- [Record set]
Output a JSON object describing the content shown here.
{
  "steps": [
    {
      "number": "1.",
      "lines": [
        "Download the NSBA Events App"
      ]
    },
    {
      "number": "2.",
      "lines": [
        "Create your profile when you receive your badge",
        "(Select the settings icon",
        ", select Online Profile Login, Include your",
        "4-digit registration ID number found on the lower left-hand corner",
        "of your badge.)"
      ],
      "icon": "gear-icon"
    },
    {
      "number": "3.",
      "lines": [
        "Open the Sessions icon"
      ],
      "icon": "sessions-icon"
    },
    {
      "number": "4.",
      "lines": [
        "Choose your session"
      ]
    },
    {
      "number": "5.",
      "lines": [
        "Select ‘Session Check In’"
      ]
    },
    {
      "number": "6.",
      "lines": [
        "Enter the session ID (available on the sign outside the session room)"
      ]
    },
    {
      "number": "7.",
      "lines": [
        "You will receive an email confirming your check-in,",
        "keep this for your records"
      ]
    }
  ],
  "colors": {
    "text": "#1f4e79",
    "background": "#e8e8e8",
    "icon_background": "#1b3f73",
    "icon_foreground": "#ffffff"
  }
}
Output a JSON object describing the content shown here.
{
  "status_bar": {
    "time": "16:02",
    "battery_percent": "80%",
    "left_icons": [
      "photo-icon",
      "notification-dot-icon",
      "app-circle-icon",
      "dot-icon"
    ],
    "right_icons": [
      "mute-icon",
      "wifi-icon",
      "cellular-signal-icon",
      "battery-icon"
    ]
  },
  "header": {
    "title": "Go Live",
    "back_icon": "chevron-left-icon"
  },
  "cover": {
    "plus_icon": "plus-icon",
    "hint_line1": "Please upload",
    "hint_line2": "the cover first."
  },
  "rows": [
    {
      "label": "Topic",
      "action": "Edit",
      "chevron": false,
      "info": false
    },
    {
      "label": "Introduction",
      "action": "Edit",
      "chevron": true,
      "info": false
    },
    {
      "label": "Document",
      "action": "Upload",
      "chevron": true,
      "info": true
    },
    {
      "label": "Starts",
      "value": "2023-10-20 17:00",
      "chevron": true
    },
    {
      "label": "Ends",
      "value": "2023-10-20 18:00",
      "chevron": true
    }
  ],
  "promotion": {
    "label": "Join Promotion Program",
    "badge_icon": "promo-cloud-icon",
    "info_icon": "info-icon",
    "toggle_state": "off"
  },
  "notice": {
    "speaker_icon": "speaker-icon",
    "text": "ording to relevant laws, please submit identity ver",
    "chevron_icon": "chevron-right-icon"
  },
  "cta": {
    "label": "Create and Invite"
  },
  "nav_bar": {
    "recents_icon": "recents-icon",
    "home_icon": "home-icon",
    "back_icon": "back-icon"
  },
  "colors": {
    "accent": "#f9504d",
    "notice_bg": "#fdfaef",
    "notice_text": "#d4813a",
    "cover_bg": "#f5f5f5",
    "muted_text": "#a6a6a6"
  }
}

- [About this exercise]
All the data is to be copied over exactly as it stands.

- [Completed task]
Output a JSON object describing the content shown here.
{
  "steps": [
    {
      "number": "1.",
      "lines": [
        "Download the NSBA Events App"
      ]
    },
    {
      "number": "2.",
      "lines": [
        "Create your profile when you receive your badge",
        "(Select the settings icon",
        ", select Online Profile Login, Include your",
        "4-digit registration ID number found on the lower left-hand corner",
        "of your badge.)"
      ],
      "icon": "gear-icon"
    },
    {
      "number": "3.",
      "lines": [
        "Open the Sessions icon"
      ],
      "icon": "sessions-icon"
    },
    {
      "number": "4.",
      "lines": [
        "Choose your session"
      ]
    },
    {
      "number": "5.",
      "lines": [
        "Select ‘Session Check In’"
      ]
    },
    {
      "number": "6.",
      "lines": [
        "Enter the session ID (available on the sign outside the session room)"
      ]
    },
    {
      "number": "7.",
      "lines": [
        "You will receive an email confirming your check-in,",
        "keep this for your records"
      ]
    }
  ],
  "colors": {
    "text": "#1f4e79",
    "background": "#e8e8e8",
    "icon_background": "#1b3f73",
    "icon_foreground": "#ffffff"
  }
}
Output a JSON object describing the content shown here.
{
  "status_bar": {
    "time": "16:02",
    "battery_percent": "80%",
    "left_icons": [
      "photo-icon",
      "notification-dot-icon",
      "app-circle-icon",
      "dot-icon"
    ],
    "right_icons": [
      "mute-icon",
      "wifi-icon",
      "cellular-signal-icon",
      "battery-icon"
    ]
  },
  "header": {
    "title": "Go Live",
    "back_icon": "chevron-left-icon"
  },
  "cover": {
    "plus_icon": "plus-icon",
    "hint_line1": "Please upload",
    "hint_line2": "the cover first."
  },
  "rows": [
    {
      "label": "Topic",
      "action": "Edit",
      "chevron": false,
      "info": false
    },
    {
      "label": "Introduction",
      "action": "Edit",
      "chevron": true,
      "info": false
    },
    {
      "label": "Document",
      "action": "Upload",
      "chevron": true,
      "info": true
    },
    {
      "label": "Starts",
      "value": "2023-10-20 17:00",
      "chevron": true
    },
    {
      "label": "Ends",
      "value": "2023-10-20 18:00",
      "chevron": true
    }
  ],
  "promotion": {
    "label": "Join Promotion Program",
    "badge_icon": "promo-cloud-icon",
    "info_icon": "info-icon",
    "toggle_state": "off"
  },
  "notice": {
    "speaker_icon": "speaker-icon",
    "text": "ording to relevant laws, please submit identity ver",
    "chevron_icon": "chevron-right-icon"
  },
  "cta": {
    "label": "Create and Invite"
  },
  "nav_bar": {
    "recents_icon": "recents-icon",
    "home_icon": "home-icon",
    "back_icon": "back-icon"
  },
  "colors": {
    "accent": "#f9504d",
    "notice_bg": "#fdfaef",
    "notice_text": "#d4813a",
    "cover_bg": "#f5f5f5",
    "muted_text": "#a6a6a6"
  }
}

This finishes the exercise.